I hope it is clear to anyone reading this blog that this is a terrible waste of human capital.
If it becomes widely known that you need to spend $320,000 on four years of medical school just to compete for a shot at a residency, the ‘best and brightest’ will take one look at that, say “No thank you” and re-orient to careers that do not subject them to an inordinate degree of personal and professional risk. Medical students will then be picked from 1) the truly wealthy, 2) the uninformed, and 3) the desperate, looking for a lottery ticket.
I am mentoring a young physician who falls into that gap and has been unable to secure an internship. Once upon a time, this physician would have slid readily into a less competitive specialty – pediatrics, family practice, etc… But now, their ability to practice medicine in the future is really in jeopardy. This is a bright person with an ivy-league background and a winning personality, but coming from a lower-tier medical school. Their dream of being a physician is at risk of becoming a nightmare. And the terrible thing is that this individual’s story is not a fluke any more. The terrible state of Graduate Medical Education (GME) in the United States needs to be addressed.

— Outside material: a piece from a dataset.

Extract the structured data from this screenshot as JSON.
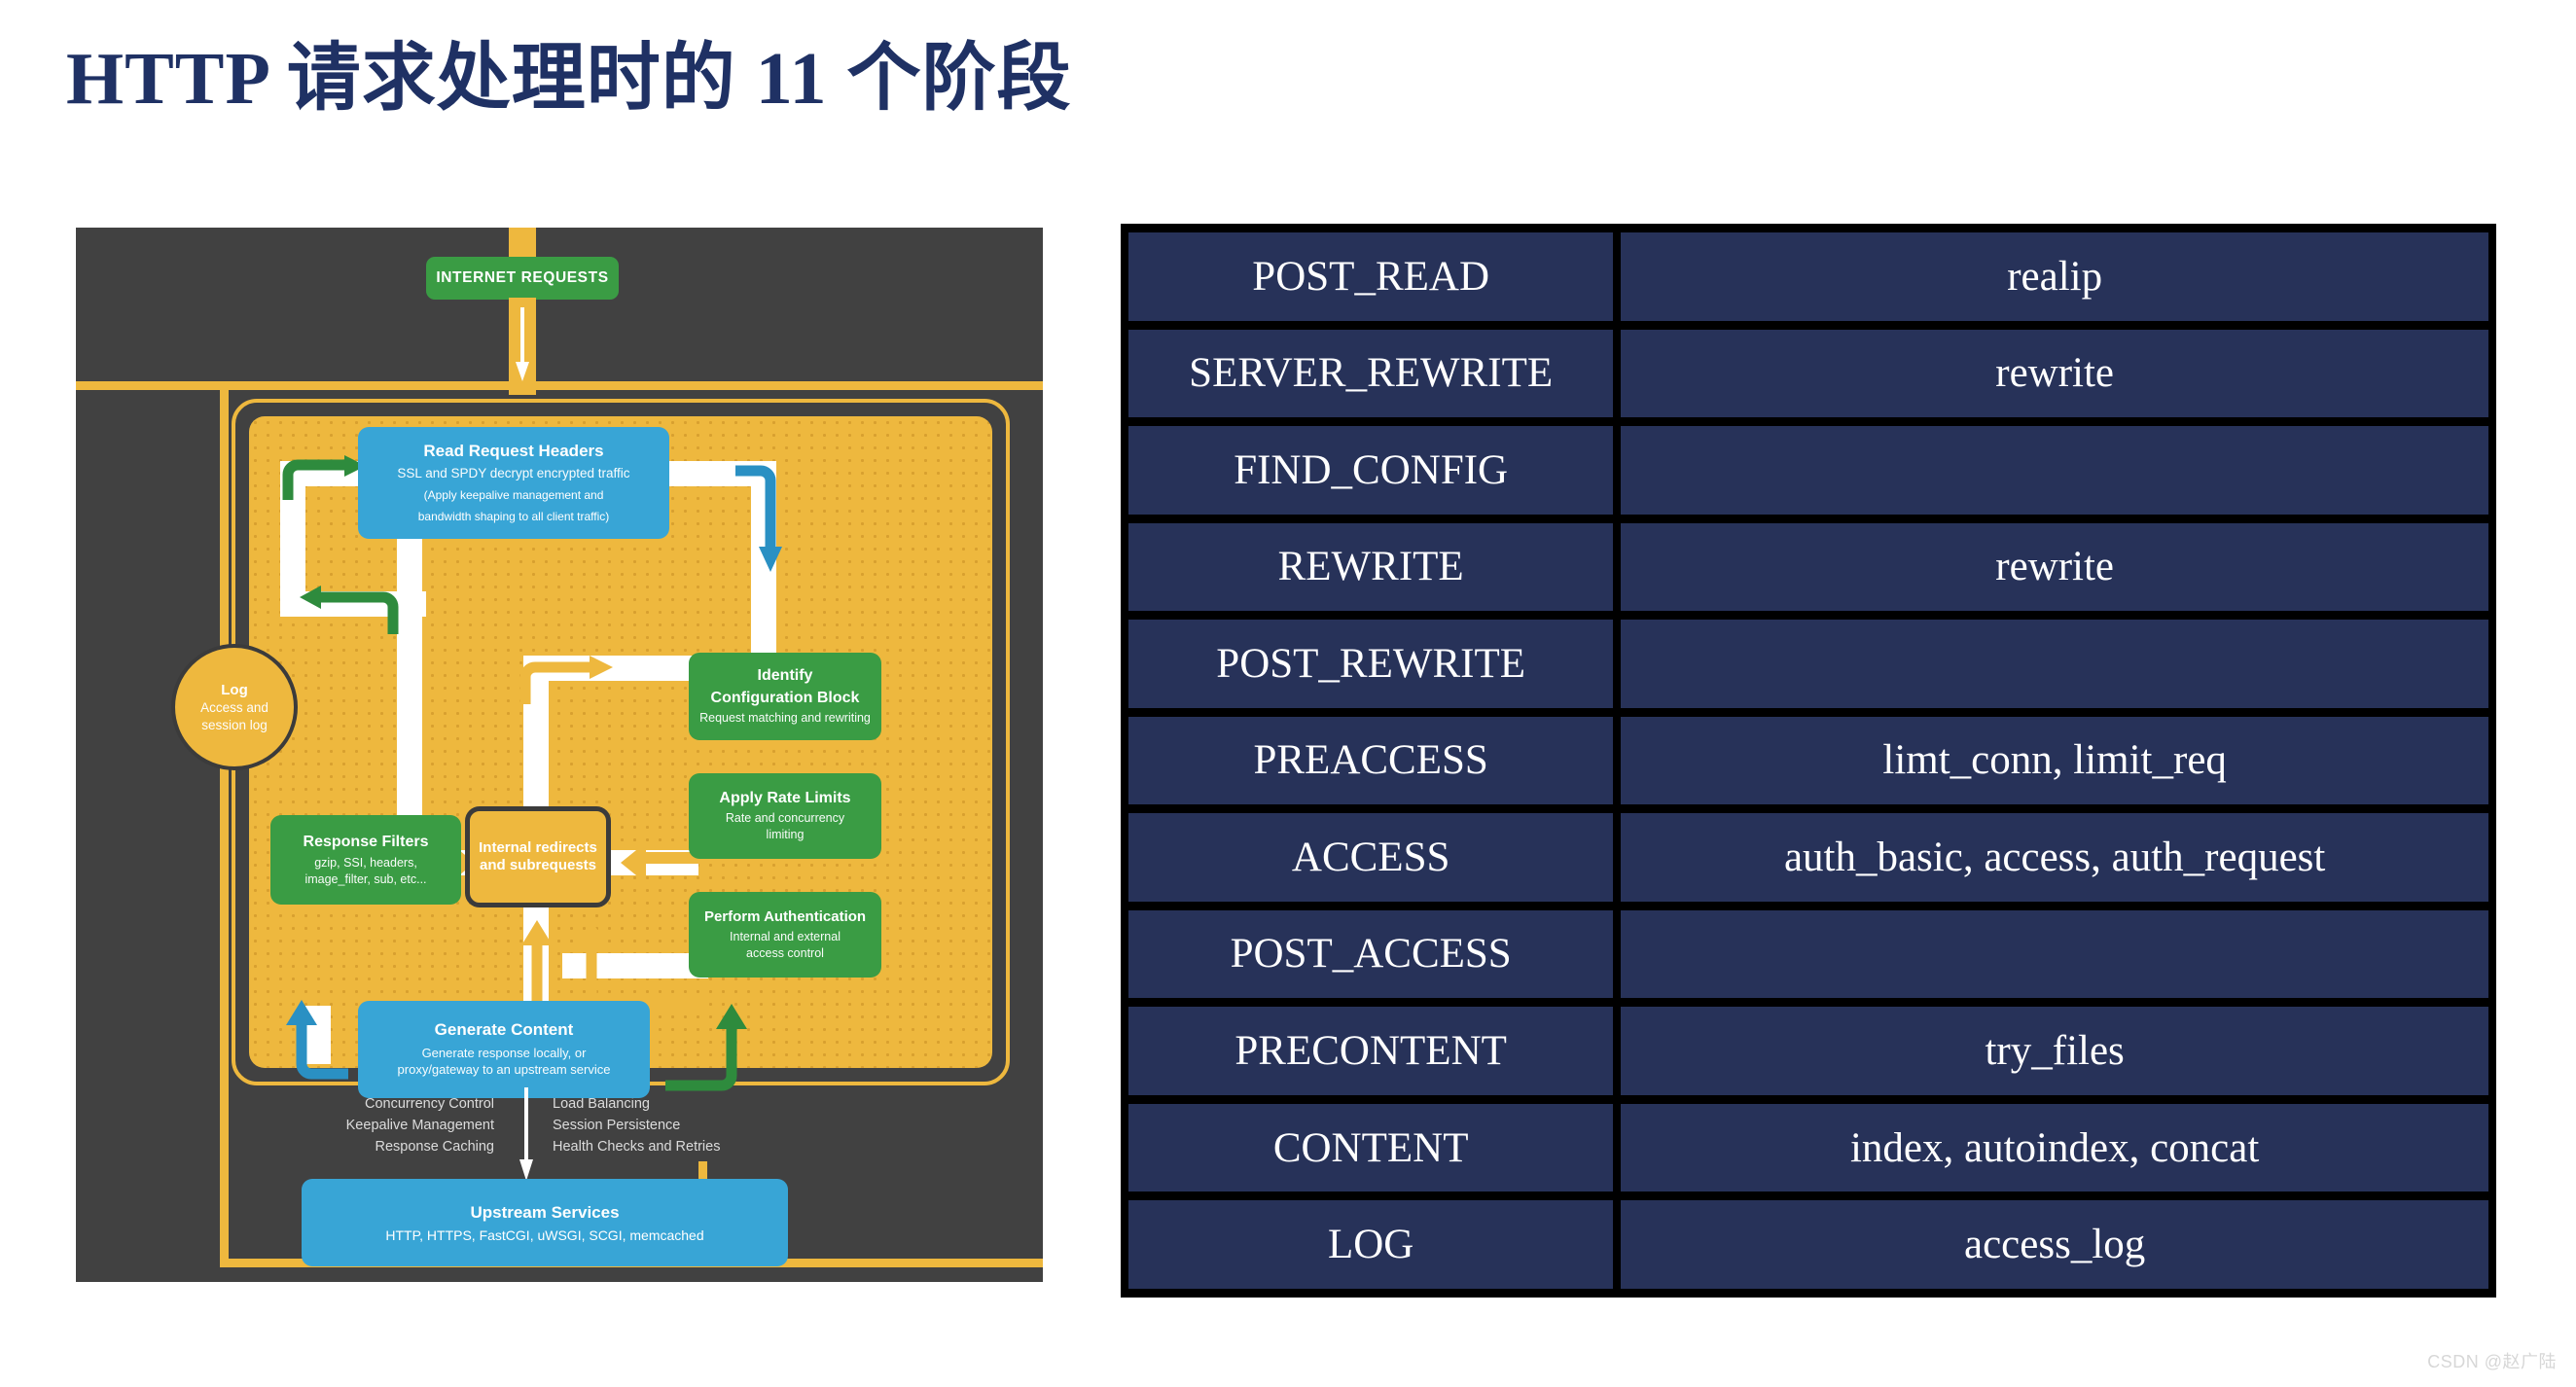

P.S. Any program directors needing to fill a slot with a great intern, contact me.